Statistics show that unhappy customers tell 10 other people about their experience. They also show that it’s much cheaper to retain existing customers than to find new ones. This is particularly important in the current economic downturn.

So, here are some examples of what to do (and not do) when your customers have a problem.

The Good
(courtesy of Becky Blanton):
“I tried to renew my Writer’s Market membership online after it expired last week. The system was glitched and after 30 minutes of trying to renew I finally called customer service to do it over the phone.

Hours of operation are 9-5 and it was 4:52, so I fully expected to be placed on hold and then told they were closed for the day.

But – I got a great operator. She apologized, told me the site was experiencing some problems they expected to be resolved in a day or two, then renewed my account for a full month for free.

She said once the system was operational again I could renew then. They could have just said, “Wait,” but she said, “I know how important the site is to a writer so let me get you a free membership for the next 30 days until it’s fixed.” Better yet, when I got off of the phone it was 5:15 and not once did I feel rushed or pressured because it was “quitting time.” Yeah Writer’s Market!!!”

The Bad

Artistic representation of the Devil.

Last year, I started getting Prevention magazine. This puzzled me, since I hadn’t subscribed to it!

I called their customer service and was told that it was a gift subscription, from a company I’d never heard of. They gave me the name of the company and it turned out to be a distribution and fulfillment center in Colorado.

When I tried to call, I got a recording saying the number had been disconnected. So, back to Prevention I went. They said they couldn’t help me. So, they continue to send me an irrelevant, unwanted, and impersonal magazine that I don’t want, because their system won’t allow them to cancel the subscription!

When I got my copy of Seth Godin’s book, Tribes, there was a mailing label inside from a charity called Cell Phones for Soldiers. It said to send them old cell phones and they would forward them on to troops serving overseas, allowing them to call home.

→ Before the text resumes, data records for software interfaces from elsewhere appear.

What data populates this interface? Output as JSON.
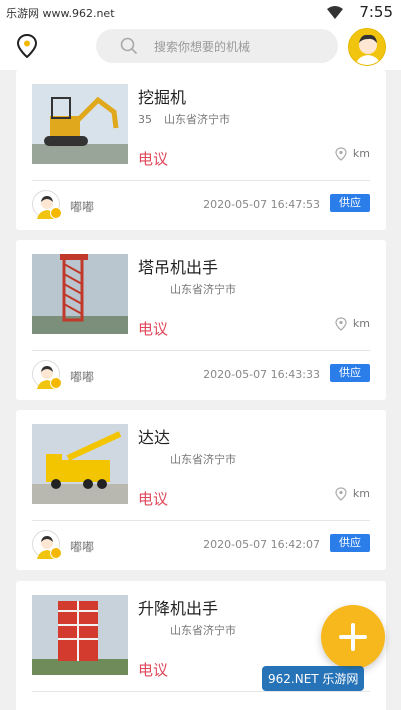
{
  "status": {
    "watermark": "乐游网 www.962.net",
    "time": "7:55"
  },
  "header": {
    "search_placeholder": "搜索你想要的机械"
  },
  "listings": [
    {
      "title": "挖掘机",
      "count": "35",
      "location": "山东省济宁市",
      "price": "电议",
      "distance": "km",
      "user": "嘟嘟",
      "time": "2020-05-07 16:47:53",
      "tag": "供应"
    },
    {
      "title": "塔吊机出手",
      "count": "",
      "location": "山东省济宁市",
      "price": "电议",
      "distance": "km",
      "user": "嘟嘟",
      "time": "2020-05-07 16:43:33",
      "tag": "供应"
    },
    {
      "title": "达达",
      "count": "",
      "location": "山东省济宁市",
      "price": "电议",
      "distance": "km",
      "user": "嘟嘟",
      "time": "2020-05-07 16:42:07",
      "tag": "供应"
    },
    {
      "title": "升降机出手",
      "count": "",
      "location": "山东省济宁市",
      "price": "电议",
      "distance": "",
      "user": "",
      "time": "",
      "tag": ""
    }
  ],
  "bottom_watermark": "962.NET 乐游网"
}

I had a spare phone, so I put wrapped it up, put it in a box, and headed over to the post office on my way to a meeting. They wouldn’t take it. It wasn’t wrapped perfectly. So, I had to take everything out, throw the box away, and head to my meeting weighed down with two cell phones. Then, the next day, I had to go back (this time, with tape and a box, unwrapped) and redo it!

The Ugly
The New York Times (Nicholas Kristoff’s column 3/1/09) reported the story of a mother whose college-age daughter, Michelle, was sick (and eventually died) from colon cancer.

Her doctor told her to leave school, but the insurance company wouldn’t cover her unless she attended classes (this has since been changed). She stayed in school in order to keep coverage, while undergoing chemotherapy.

When her mom was dealing with the insurance companies, one executive “told her indignantly that the company had already paid out a lot of money for Michelle. She responded, ‘I would give my life for you not to have to pay one cent for my daughter.'”

Share your stories of customer service successes (and nightmares) here.

adselwood (angel)

wikipedia (devil)

gaeten lee (gargoyle)